[Record extracts]

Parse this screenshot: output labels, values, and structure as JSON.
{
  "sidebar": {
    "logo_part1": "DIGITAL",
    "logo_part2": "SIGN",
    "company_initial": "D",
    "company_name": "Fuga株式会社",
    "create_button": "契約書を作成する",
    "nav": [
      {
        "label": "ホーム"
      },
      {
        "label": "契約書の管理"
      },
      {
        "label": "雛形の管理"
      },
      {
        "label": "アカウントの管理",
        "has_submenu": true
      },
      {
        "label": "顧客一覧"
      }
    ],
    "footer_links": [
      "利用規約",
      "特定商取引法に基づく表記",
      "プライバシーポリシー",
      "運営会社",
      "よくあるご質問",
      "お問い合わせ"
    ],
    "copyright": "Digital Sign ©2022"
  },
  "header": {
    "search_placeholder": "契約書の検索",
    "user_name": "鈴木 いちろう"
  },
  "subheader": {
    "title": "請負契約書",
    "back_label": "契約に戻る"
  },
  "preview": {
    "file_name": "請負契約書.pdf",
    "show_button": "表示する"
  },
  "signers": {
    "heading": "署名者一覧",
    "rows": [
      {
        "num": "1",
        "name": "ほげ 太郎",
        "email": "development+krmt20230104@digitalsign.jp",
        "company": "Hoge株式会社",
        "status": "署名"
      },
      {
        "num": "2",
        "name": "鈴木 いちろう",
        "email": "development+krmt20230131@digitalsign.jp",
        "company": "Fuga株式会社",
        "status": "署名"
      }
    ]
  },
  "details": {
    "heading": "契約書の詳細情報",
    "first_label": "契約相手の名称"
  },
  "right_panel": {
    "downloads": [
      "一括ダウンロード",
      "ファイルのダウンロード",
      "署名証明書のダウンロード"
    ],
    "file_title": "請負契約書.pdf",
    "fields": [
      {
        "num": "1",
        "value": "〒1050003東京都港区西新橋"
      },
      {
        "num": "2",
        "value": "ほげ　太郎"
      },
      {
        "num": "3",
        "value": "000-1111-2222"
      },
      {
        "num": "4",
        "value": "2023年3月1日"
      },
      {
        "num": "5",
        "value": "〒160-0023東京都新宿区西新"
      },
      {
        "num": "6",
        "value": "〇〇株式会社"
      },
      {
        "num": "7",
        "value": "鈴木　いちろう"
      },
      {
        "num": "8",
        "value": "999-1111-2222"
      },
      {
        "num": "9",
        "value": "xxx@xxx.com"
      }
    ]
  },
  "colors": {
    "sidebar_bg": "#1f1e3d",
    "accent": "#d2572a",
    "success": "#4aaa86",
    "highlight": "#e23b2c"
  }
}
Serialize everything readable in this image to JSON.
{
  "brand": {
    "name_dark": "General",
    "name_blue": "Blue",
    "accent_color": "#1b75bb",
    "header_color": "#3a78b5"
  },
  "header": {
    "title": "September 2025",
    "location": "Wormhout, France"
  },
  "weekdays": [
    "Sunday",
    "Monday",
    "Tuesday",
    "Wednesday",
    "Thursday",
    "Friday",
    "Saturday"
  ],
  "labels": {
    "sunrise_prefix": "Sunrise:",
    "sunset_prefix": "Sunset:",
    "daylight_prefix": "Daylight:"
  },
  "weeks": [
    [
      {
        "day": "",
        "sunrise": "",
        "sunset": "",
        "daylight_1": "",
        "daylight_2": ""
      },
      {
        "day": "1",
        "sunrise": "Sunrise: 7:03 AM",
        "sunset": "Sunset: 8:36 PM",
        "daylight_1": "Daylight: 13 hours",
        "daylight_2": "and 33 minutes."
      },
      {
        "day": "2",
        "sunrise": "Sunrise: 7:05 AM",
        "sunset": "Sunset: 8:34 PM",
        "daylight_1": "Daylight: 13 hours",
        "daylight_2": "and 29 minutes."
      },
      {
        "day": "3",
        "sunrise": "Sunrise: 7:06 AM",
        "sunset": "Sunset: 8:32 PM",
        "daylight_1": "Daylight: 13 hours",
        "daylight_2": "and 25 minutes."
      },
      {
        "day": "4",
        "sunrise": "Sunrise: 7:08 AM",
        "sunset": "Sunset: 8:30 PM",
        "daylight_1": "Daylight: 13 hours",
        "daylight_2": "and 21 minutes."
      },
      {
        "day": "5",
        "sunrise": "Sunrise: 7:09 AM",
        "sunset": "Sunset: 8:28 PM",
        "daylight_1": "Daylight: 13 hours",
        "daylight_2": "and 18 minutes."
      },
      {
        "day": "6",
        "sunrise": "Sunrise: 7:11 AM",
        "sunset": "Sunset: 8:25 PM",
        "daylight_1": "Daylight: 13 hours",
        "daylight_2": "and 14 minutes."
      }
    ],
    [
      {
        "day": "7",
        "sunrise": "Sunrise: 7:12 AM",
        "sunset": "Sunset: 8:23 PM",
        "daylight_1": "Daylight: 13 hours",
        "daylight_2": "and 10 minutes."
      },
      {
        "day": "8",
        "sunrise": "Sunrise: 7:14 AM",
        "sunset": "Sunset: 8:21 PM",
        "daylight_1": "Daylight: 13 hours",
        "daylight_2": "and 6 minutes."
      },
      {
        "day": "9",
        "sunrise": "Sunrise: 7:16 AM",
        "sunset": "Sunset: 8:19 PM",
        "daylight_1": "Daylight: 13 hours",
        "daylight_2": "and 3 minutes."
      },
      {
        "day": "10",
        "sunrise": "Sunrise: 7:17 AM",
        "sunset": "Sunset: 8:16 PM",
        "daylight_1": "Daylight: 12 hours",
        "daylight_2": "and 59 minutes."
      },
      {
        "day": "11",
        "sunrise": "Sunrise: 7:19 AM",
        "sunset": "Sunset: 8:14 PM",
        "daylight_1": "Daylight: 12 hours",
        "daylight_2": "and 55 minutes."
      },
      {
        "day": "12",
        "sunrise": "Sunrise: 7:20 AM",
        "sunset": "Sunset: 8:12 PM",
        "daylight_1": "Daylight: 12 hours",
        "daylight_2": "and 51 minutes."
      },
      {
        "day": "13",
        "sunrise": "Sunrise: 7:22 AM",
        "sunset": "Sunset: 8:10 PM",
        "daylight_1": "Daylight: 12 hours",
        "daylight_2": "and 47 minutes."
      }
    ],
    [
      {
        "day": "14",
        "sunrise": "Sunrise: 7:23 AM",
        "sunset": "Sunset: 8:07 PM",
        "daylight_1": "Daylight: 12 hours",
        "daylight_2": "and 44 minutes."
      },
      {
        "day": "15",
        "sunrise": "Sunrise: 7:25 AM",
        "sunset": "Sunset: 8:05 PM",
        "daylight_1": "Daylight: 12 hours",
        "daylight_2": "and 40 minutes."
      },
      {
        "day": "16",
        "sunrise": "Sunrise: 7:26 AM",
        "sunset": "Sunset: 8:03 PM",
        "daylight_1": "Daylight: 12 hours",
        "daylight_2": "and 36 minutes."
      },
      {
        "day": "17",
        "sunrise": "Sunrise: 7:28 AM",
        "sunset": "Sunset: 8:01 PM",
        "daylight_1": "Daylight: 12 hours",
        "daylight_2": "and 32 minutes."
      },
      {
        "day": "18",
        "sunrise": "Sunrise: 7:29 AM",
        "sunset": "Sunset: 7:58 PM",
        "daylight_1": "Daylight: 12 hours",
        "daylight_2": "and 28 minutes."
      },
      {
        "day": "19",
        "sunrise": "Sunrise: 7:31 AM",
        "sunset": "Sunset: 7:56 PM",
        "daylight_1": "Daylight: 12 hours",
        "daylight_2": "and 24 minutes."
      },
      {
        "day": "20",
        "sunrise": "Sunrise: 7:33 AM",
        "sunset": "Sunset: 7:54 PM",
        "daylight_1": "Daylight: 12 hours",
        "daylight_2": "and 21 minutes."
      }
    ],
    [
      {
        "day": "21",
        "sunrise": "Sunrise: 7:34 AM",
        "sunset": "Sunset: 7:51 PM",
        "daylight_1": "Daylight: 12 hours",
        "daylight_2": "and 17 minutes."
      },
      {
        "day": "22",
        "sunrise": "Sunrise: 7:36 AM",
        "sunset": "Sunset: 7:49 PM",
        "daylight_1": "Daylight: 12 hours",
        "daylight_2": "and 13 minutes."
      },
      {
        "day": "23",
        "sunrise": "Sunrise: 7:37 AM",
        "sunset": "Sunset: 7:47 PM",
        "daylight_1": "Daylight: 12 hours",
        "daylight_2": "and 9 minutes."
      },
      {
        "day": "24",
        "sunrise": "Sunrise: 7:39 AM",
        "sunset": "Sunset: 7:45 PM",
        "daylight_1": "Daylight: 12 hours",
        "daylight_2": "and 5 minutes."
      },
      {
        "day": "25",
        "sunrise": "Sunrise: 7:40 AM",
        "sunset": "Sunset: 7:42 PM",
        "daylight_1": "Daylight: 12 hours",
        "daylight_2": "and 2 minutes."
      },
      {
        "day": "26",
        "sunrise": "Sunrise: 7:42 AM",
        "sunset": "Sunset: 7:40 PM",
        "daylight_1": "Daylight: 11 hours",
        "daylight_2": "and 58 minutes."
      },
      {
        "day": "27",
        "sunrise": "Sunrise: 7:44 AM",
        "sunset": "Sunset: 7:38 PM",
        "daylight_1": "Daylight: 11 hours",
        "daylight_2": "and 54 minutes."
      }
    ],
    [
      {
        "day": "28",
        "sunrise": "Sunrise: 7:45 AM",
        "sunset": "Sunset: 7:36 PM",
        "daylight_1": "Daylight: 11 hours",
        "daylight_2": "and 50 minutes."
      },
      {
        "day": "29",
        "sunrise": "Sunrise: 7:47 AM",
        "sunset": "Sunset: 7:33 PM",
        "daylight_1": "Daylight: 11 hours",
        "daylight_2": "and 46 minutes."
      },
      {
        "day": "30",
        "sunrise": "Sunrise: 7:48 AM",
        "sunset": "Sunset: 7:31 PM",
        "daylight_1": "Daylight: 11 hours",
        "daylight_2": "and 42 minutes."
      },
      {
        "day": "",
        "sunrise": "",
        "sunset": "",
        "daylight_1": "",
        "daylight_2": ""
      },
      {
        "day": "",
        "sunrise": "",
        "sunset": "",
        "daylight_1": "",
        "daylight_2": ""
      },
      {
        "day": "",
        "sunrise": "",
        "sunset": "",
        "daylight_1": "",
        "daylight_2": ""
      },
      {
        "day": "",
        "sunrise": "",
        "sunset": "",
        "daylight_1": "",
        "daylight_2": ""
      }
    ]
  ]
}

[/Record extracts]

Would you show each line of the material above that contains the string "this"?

§ **Exercise answer**:
Parse this screenshot: output labels, values, and structure as JSON.
Serialize everything readable in this image to JSON.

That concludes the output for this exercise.